20170728: Through the efforts of Dave Walden and Bernie Cosell, the tapes and listings of Bernie's original Lisp version of Eliza/Doctor have been accepted into the Computer History Museum archives as lot number: X8258.2017.

20170307: Jeffrey Perrone pointed out this hysterical video of Eliza talking to Eliza on two side-by-side Google Home systems!

20151122: John D. writes (email to Jeff Shrager of 2015-11-22): "Back in 1979, Radio Shack released their own commercial version of Eliza for their TRS-80 Model I, sold in their stores. It was written in machine language, not Basic, on cassette tape. In fact, the tape had two versions: a regular one, and a special version that gave Eliza's response through the expensive Voice Synthesizer they were selling (a Votrax derivative)."

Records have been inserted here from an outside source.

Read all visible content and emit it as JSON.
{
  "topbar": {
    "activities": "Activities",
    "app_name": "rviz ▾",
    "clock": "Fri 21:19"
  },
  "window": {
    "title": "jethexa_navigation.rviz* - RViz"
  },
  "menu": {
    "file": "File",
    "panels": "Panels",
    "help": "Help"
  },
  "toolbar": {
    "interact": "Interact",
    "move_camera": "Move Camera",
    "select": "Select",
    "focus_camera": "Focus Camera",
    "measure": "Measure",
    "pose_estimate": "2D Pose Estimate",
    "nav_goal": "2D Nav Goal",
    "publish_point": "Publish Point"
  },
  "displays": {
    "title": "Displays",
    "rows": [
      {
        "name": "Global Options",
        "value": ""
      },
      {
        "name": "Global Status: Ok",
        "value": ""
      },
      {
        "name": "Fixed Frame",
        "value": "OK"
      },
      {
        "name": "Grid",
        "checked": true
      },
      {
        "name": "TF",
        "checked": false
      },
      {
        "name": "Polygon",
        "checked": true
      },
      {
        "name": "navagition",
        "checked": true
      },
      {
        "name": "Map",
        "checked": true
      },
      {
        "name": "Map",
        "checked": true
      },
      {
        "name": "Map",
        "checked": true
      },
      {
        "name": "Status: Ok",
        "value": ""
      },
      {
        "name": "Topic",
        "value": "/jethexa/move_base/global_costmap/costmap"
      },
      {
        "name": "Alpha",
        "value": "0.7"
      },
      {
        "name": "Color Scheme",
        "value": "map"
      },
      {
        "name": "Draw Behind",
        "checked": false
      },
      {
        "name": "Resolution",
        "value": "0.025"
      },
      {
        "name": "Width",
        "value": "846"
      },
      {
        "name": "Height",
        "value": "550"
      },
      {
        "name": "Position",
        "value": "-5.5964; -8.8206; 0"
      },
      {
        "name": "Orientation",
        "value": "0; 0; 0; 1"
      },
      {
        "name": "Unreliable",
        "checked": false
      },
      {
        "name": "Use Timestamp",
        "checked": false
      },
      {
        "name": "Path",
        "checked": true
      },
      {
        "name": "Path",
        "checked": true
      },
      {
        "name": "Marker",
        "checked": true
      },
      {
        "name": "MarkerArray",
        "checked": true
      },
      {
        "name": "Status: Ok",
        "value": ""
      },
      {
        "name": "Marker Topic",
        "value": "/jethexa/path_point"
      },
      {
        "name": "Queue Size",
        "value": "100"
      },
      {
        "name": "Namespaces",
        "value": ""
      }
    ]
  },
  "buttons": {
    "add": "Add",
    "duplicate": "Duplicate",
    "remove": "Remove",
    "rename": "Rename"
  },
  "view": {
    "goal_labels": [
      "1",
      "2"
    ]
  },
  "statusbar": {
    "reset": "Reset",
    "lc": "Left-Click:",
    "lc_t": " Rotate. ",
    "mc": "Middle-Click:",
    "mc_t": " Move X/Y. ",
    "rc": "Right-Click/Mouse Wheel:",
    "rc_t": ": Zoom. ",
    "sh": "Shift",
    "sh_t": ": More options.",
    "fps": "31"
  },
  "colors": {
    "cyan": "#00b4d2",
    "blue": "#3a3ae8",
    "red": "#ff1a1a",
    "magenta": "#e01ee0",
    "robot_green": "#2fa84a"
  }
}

"The interesting thing about Radio Shack's version is that it seemed a bit more sophisticated than the original Weizenbaum version. It recognized more words. (Including swear words--just so it could react with 'There's no need for that language.'-- which is weird to see inside a mass-market product sold by a major corporation!) And when you said "Goodbye" it gave you a diagnosis: everything from "You have no psychological problems besides a normal amount of paranoia" to 'I must conclude you are dangerously psychotic and should be locked up'!"

"It was apparently written by Device Oriented Games in Dallas (near where Radio Shack was based)."

Links to runnable code:

John also found this YouTube video of a real TRS-80 with the Voice Synthesizer, running Talking Eliza. The Votrax quality is terrible, but that makes it all the more fun!

20151013: Paco Willers has written a GO version of the classic BASIC Eliza. In the process he did a detailed, nearly line-by-line, deconstruction of the Shrager/North 1973/1977 BASIC code.

20150910: Melody Ayres-Griffiths (melody@planetirata.com) found this completely wacko version written by Dave Babcock in Integer BASIC, which uses computed gotos! It looks to my eye like someone took the Shrager/North version and stuck it in a blender. :-) It would be easier to generate this from a compiler, than to write it out straight!

20150105: James Markevitch has updated his 1966 version with a slightly cleaned up transcript, and his amazing PERL BBN Lisp Interepreter! I've uploaded everything to the github site, and it is all also available for download as a tarball here.